Start of Block

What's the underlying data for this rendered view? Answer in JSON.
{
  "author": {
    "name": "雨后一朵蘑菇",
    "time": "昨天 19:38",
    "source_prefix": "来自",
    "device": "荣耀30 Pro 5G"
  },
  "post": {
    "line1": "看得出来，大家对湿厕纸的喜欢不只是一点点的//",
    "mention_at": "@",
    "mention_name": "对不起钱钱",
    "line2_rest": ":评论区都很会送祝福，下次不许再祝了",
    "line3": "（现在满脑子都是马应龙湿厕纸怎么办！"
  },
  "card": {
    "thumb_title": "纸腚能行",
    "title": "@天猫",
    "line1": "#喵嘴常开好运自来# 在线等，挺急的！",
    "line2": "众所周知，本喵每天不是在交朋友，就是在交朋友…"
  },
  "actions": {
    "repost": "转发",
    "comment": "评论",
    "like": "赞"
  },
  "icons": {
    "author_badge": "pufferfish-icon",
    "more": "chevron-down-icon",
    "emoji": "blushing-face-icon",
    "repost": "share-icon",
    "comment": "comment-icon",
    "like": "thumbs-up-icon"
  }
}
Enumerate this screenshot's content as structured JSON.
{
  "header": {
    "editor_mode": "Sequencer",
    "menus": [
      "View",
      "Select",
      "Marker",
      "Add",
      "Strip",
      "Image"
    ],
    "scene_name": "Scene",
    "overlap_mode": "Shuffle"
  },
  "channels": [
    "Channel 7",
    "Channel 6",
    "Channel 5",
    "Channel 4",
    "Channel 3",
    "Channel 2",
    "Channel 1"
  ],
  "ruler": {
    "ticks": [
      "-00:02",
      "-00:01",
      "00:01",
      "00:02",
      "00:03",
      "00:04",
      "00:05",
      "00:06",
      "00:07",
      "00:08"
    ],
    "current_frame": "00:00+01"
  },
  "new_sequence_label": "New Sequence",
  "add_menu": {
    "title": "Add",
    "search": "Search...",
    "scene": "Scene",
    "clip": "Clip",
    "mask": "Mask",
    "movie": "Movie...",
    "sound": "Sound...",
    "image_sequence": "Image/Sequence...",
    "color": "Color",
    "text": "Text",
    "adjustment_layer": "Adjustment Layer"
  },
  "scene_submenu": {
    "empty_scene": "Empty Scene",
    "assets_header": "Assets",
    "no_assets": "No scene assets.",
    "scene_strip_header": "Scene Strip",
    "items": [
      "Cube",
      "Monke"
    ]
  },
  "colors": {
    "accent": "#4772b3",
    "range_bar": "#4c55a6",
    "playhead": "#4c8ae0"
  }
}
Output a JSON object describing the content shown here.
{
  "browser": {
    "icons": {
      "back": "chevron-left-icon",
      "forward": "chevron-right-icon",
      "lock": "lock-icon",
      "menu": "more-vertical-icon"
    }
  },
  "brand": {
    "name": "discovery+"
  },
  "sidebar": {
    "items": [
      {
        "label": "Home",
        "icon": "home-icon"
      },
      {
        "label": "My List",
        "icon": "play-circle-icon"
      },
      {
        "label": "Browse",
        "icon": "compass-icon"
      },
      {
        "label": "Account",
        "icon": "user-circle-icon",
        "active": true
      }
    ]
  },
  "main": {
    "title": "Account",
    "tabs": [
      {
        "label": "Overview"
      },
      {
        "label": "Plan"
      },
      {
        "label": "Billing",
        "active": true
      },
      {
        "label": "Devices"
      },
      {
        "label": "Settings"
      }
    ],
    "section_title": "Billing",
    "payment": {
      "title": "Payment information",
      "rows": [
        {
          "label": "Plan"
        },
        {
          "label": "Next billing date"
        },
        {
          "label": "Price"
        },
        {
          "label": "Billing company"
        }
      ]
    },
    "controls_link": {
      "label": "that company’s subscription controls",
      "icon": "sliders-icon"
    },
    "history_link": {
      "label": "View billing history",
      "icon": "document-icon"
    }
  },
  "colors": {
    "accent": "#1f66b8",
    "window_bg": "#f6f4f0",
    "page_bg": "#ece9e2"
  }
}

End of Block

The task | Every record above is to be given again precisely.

Exercise response |
What's the underlying data for this rendered view? Answer in JSON.
{
  "author": {
    "name": "雨后一朵蘑菇",
    "time": "昨天 19:38",
    "source_prefix": "来自",
    "device": "荣耀30 Pro 5G"
  },
  "post": {
    "line1": "看得出来，大家对湿厕纸的喜欢不只是一点点的//",
    "mention_at": "@",
    "mention_name": "对不起钱钱",
    "line2_rest": ":评论区都很会送祝福，下次不许再祝了",
    "line3": "（现在满脑子都是马应龙湿厕纸怎么办！"
  },
  "card": {
    "thumb_title": "纸腚能行",
    "title": "@天猫",
    "line1": "#喵嘴常开好运自来# 在线等，挺急的！",
    "line2": "众所周知，本喵每天不是在交朋友，就是在交朋友…"
  },
  "actions": {
    "repost": "转发",
    "comment": "评论",
    "like": "赞"
  },
  "icons": {
    "author_badge": "pufferfish-icon",
    "more": "chevron-down-icon",
    "emoji": "blushing-face-icon",
    "repost": "share-icon",
    "comment": "comment-icon",
    "like": "thumbs-up-icon"
  }
}
Enumerate this screenshot's content as structured JSON.
{
  "header": {
    "editor_mode": "Sequencer",
    "menus": [
      "View",
      "Select",
      "Marker",
      "Add",
      "Strip",
      "Image"
    ],
    "scene_name": "Scene",
    "overlap_mode": "Shuffle"
  },
  "channels": [
    "Channel 7",
    "Channel 6",
    "Channel 5",
    "Channel 4",
    "Channel 3",
    "Channel 2",
    "Channel 1"
  ],
  "ruler": {
    "ticks": [
      "-00:02",
      "-00:01",
      "00:01",
      "00:02",
      "00:03",
      "00:04",
      "00:05",
      "00:06",
      "00:07",
      "00:08"
    ],
    "current_frame": "00:00+01"
  },
  "new_sequence_label": "New Sequence",
  "add_menu": {
    "title": "Add",
    "search": "Search...",
    "scene": "Scene",
    "clip": "Clip",
    "mask": "Mask",
    "movie": "Movie...",
    "sound": "Sound...",
    "image_sequence": "Image/Sequence...",
    "color": "Color",
    "text": "Text",
    "adjustment_layer": "Adjustment Layer"
  },
  "scene_submenu": {
    "empty_scene": "Empty Scene",
    "assets_header": "Assets",
    "no_assets": "No scene assets.",
    "scene_strip_header": "Scene Strip",
    "items": [
      "Cube",
      "Monke"
    ]
  },
  "colors": {
    "accent": "#4772b3",
    "range_bar": "#4c55a6",
    "playhead": "#4c8ae0"
  }
}
Output a JSON object describing the content shown here.
{
  "browser": {
    "icons": {
      "back": "chevron-left-icon",
      "forward": "chevron-right-icon",
      "lock": "lock-icon",
      "menu": "more-vertical-icon"
    }
  },
  "brand": {
    "name": "discovery+"
  },
  "sidebar": {
    "items": [
      {
        "label": "Home",
        "icon": "home-icon"
      },
      {
        "label": "My List",
        "icon": "play-circle-icon"
      },
      {
        "label": "Browse",
        "icon": "compass-icon"
      },
      {
        "label": "Account",
        "icon": "user-circle-icon",
        "active": true
      }
    ]
  },
  "main": {
    "title": "Account",
    "tabs": [
      {
        "label": "Overview"
      },
      {
        "label": "Plan"
      },
      {
        "label": "Billing",
        "active": true
      },
      {
        "label": "Devices"
      },
      {
        "label": "Settings"
      }
    ],
    "section_title": "Billing",
    "payment": {
      "title": "Payment information",
      "rows": [
        {
          "label": "Plan"
        },
        {
          "label": "Next billing date"
        },
        {
          "label": "Price"
        },
        {
          "label": "Billing company"
        }
      ]
    },
    "controls_link": {
      "label": "that company’s subscription controls",
      "icon": "sliders-icon"
    },
    "history_link": {
      "label": "View billing history",
      "icon": "document-icon"
    }
  },
  "colors": {
    "accent": "#1f66b8",
    "window_bg": "#f6f4f0",
    "page_bg": "#ece9e2"
  }
}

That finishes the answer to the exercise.